====== Provided records ======

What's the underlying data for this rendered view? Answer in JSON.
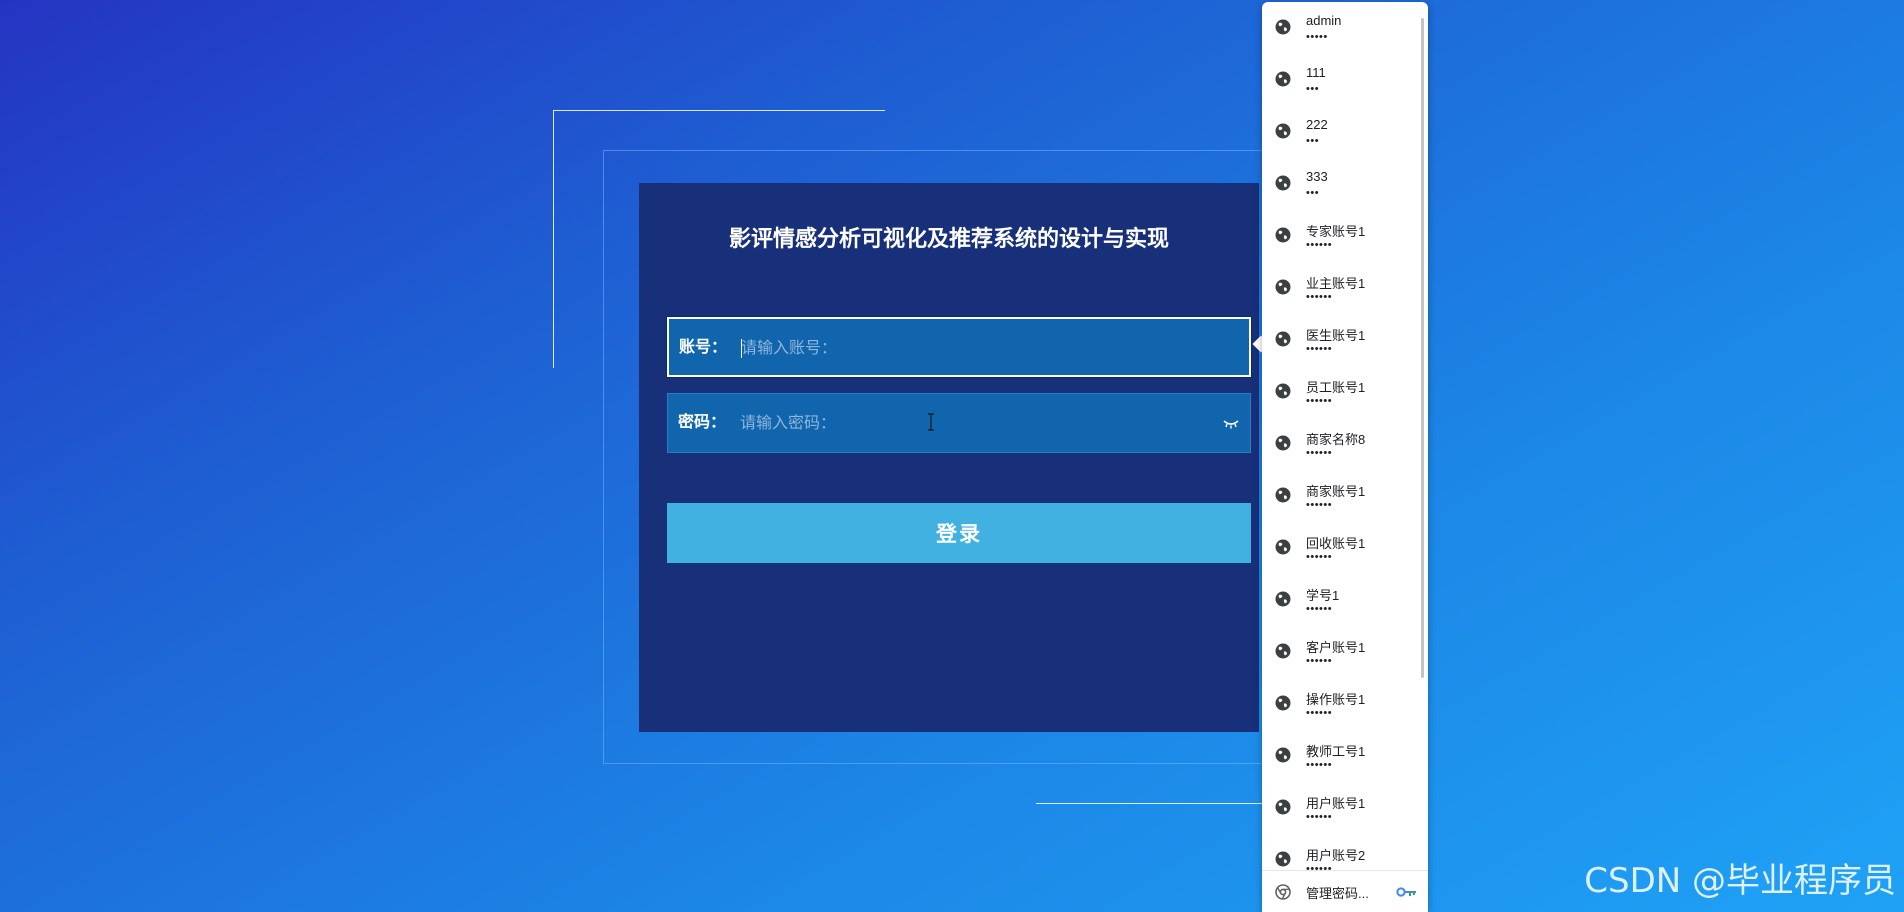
{
  "page": {
    "title": "影评情感分析可视化及推荐系统的设计与实现"
  },
  "form": {
    "account_label": "账号：",
    "account_placeholder": "请输入账号：",
    "password_label": "密码：",
    "password_placeholder": "请输入密码：",
    "login_label": "登录"
  },
  "password_popup": {
    "items": [
      {
        "username": "admin",
        "mask": "•••••"
      },
      {
        "username": "111",
        "mask": "•••"
      },
      {
        "username": "222",
        "mask": "•••"
      },
      {
        "username": "333",
        "mask": "•••"
      },
      {
        "username": "专家账号1",
        "mask": "••••••"
      },
      {
        "username": "业主账号1",
        "mask": "••••••"
      },
      {
        "username": "医生账号1",
        "mask": "••••••"
      },
      {
        "username": "员工账号1",
        "mask": "••••••"
      },
      {
        "username": "商家名称8",
        "mask": "••••••"
      },
      {
        "username": "商家账号1",
        "mask": "••••••"
      },
      {
        "username": "回收账号1",
        "mask": "••••••"
      },
      {
        "username": "学号1",
        "mask": "••••••"
      },
      {
        "username": "客户账号1",
        "mask": "••••••"
      },
      {
        "username": "操作账号1",
        "mask": "••••••"
      },
      {
        "username": "教师工号1",
        "mask": "••••••"
      },
      {
        "username": "用户账号1",
        "mask": "••••••"
      },
      {
        "username": "用户账号2",
        "mask": "••••••"
      }
    ],
    "item_icon": "globe-icon",
    "manage_label": "管理密码...",
    "manage_icon": "chrome-icon",
    "key_icon": "key-icon"
  },
  "watermark": "CSDN @毕业程序员",
  "colors": {
    "panel": "#18307a",
    "field": "#1065ad",
    "login_button": "#41b1e1"
  }
}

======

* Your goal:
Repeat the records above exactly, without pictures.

* Task response:
What's the underlying data for this rendered view? Answer in JSON.
{
  "page": {
    "title": "影评情感分析可视化及推荐系统的设计与实现"
  },
  "form": {
    "account_label": "账号：",
    "account_placeholder": "请输入账号：",
    "password_label": "密码：",
    "password_placeholder": "请输入密码：",
    "login_label": "登录"
  },
  "password_popup": {
    "items": [
      {
        "username": "admin",
        "mask": "•••••"
      },
      {
        "username": "111",
        "mask": "•••"
      },
      {
        "username": "222",
        "mask": "•••"
      },
      {
        "username": "333",
        "mask": "•••"
      },
      {
        "username": "专家账号1",
        "mask": "••••••"
      },
      {
        "username": "业主账号1",
        "mask": "••••••"
      },
      {
        "username": "医生账号1",
        "mask": "••••••"
      },
      {
        "username": "员工账号1",
        "mask": "••••••"
      },
      {
        "username": "商家名称8",
        "mask": "••••••"
      },
      {
        "username": "商家账号1",
        "mask": "••••••"
      },
      {
        "username": "回收账号1",
        "mask": "••••••"
      },
      {
        "username": "学号1",
        "mask": "••••••"
      },
      {
        "username": "客户账号1",
        "mask": "••••••"
      },
      {
        "username": "操作账号1",
        "mask": "••••••"
      },
      {
        "username": "教师工号1",
        "mask": "••••••"
      },
      {
        "username": "用户账号1",
        "mask": "••••••"
      },
      {
        "username": "用户账号2",
        "mask": "••••••"
      }
    ],
    "item_icon": "globe-icon",
    "manage_label": "管理密码...",
    "manage_icon": "chrome-icon",
    "key_icon": "key-icon"
  },
  "watermark": "CSDN @毕业程序员",
  "colors": {
    "panel": "#18307a",
    "field": "#1065ad",
    "login_button": "#41b1e1"
  }
}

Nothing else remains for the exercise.